In an unprecedented move, the U.S. Centers for Disease Control and Prevention has told pregnant women that they should not travel to the trendy Wynwood neighbourhood in Miami, and that women living there should avoid becoming pregnant because of the risk of contracting Zika virus.
But these carefully crafted public-health messages should provide more reassurance than concern because they are a reminder that a) Zika is a serious health concern only to a subset of the population; b) the high-risk group, pregnant women, can protect themselves; and c) Zika outbreaks tend to be a local threat, not an epidemic threat, at least in North America.

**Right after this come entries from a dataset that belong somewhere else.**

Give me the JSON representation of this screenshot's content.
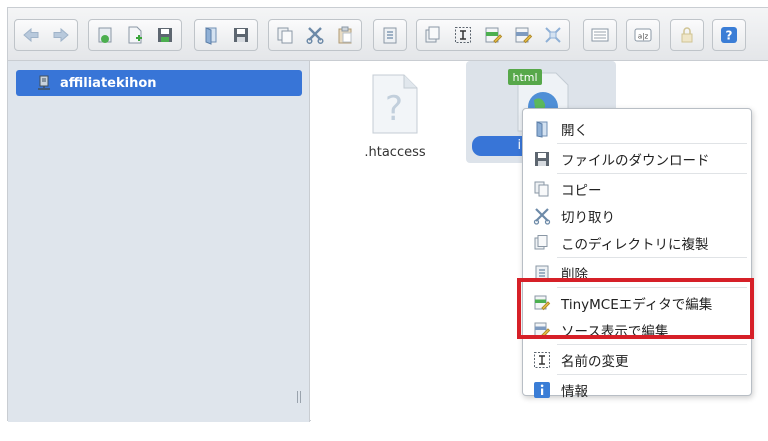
{
  "toolbar": {
    "groups": [
      [
        "back-icon",
        "forward-icon"
      ],
      [
        "home-icon",
        "new-file-icon",
        "save-icon"
      ],
      [
        "open-icon",
        "download-icon"
      ],
      [
        "copy-icon",
        "cut-icon",
        "paste-icon"
      ],
      [
        "delete-icon"
      ],
      [
        "duplicate-icon",
        "rename-icon",
        "edit-icon",
        "edit-source-icon",
        "resize-icon"
      ],
      [
        "view-icon"
      ],
      [
        "sort-icon"
      ],
      [
        "lock-icon"
      ],
      [
        "help-icon"
      ]
    ]
  },
  "sidebar": {
    "items": [
      {
        "label": "affiliatekihon",
        "icon": "server-icon",
        "selected": true
      }
    ]
  },
  "files": [
    {
      "name": ".htaccess",
      "icon": "unknown-file-icon"
    },
    {
      "name": "index.html",
      "visible_name": "inc",
      "icon": "html-file-icon",
      "icon_badge": "html",
      "selected": true
    }
  ],
  "context_menu": {
    "items": [
      {
        "label": "開く",
        "icon": "open-icon"
      },
      {
        "label": "ファイルのダウンロード",
        "icon": "download-icon"
      },
      {
        "label": "コピー",
        "icon": "copy-icon"
      },
      {
        "label": "切り取り",
        "icon": "cut-icon"
      },
      {
        "label": "このディレクトリに複製",
        "icon": "duplicate-icon"
      },
      {
        "label": "削除",
        "icon": "delete-icon"
      },
      {
        "label": "TinyMCEエディタで編集",
        "icon": "edit-icon"
      },
      {
        "label": "ソース表示で編集",
        "icon": "edit-source-icon"
      },
      {
        "label": "名前の変更",
        "icon": "rename-icon"
      },
      {
        "label": "情報",
        "icon": "info-icon"
      }
    ]
  },
  "colors": {
    "selection": "#3875d7",
    "sidebar_bg": "#dfe5ec",
    "highlight_box": "#d62028"
  }
}
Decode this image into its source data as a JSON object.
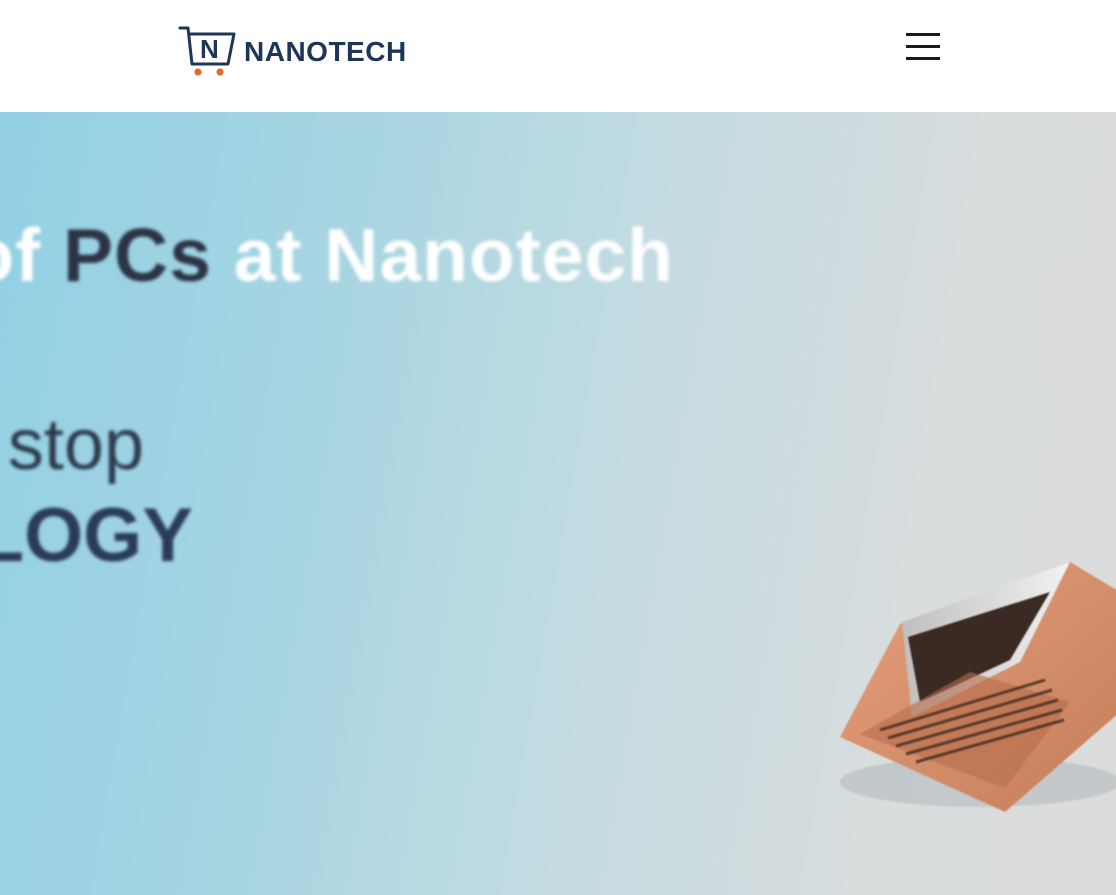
{
  "header": {
    "logo_text": "NANOTECH",
    "logo_mark_letter": "N",
    "menu_icon": "hamburger-menu-icon"
  },
  "hero": {
    "line1_a": "t of ",
    "line1_b": "PCs",
    "line1_c": " at Nanotech",
    "line2": "stop",
    "line3": "OLOGY"
  },
  "colors": {
    "brand_navy": "#1f3558",
    "brand_orange": "#e56a2a",
    "hero_gradient_start": "#92d0e4",
    "hero_gradient_end": "#dcdcdc",
    "laptop": "#d9926e"
  }
}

Stated briefly: Women of child-bearing age travelling to a Zika-infected area (be it a one-square-mile section of Miami or to the Olympics in Brazil or to parts of any of the 67 countries that have reported Zika) should take precautions to avoid becoming pregnant, either using contraceptives or practising abstinence. In addition, they and others should take precautions to minimize mosquito bites, such as using repellent (containing DEET or picaridin), and wearing long-sleeved shirts and long pants.
We also need to keep the risk of Zika in perspective. About 80 per cent of people infected have no symptoms and, in others, the symptoms tend to be minor – fever, rash, joint pain and pink eye. However, when a fetus is infected with Zika, it can cause a serious birth defect, microcephaly. Still, even when a pregnant woman is infected, the risk of passing on the virus to her baby is estimated at about one in 100.
More importantly, travellers should bear in mind that Zika is only one of many risks they will face, especially in tropical countries where infectious illnesses are more common. Unlike Canada, childhood illnesses like measles and rubella circulate in some countries. Gastrointestinal infections that can come from unclean food and water also transmit pathogens like E. coli and norovirus.
Not to mention that the single biggest danger to international travellers is not infectious disease, but motor-vehicle crashes. (And, in the United States and some other countries, gun violence.)
In Brazil, where it's winter, it's flu season, and that's a much bigger threat than Zika for travellers. "The one thing I make sure is that all my travel patients have the influenza vaccine," said Dr. Jay Keystone, director of the Medisys clinic in Toronto.
He said travellers to the Olympics should be aware but not overly concerned because the risk of infection from flaviviruses like Zika – which are transmitted by the Aedes aegypti mosquito – is lower in winter, and there will be extensive spraying.
Dr. Keystone said that, while it is difficult to predict, the hope is that Zika will follow the pattern of chikungunya, a similar virus that tore through the Caribbean, infecting more than one million people, before virtually disappearing as immunity developed. Florida has also dealt with a large outbreak of another serious mosquito-borne illness, dengue, and that shows it will likely contain Zika effectively.
The infectious-disease specialist said there is little chance of Zika spreading to Canada, or too far afield in the U.S., because there are no Aedes aegypti mosquitoes in cold climates. (To date, Canada has reported 170 cases of Zika, 168 of them travel-related, one case of sexual transmission and one case of mother-to-child transmission, but no cases of microcephaly.)
"The biggest problem with Zika right now is that people are freaking out," Dr. Keystone said. "The fear is out of proportion with the risk."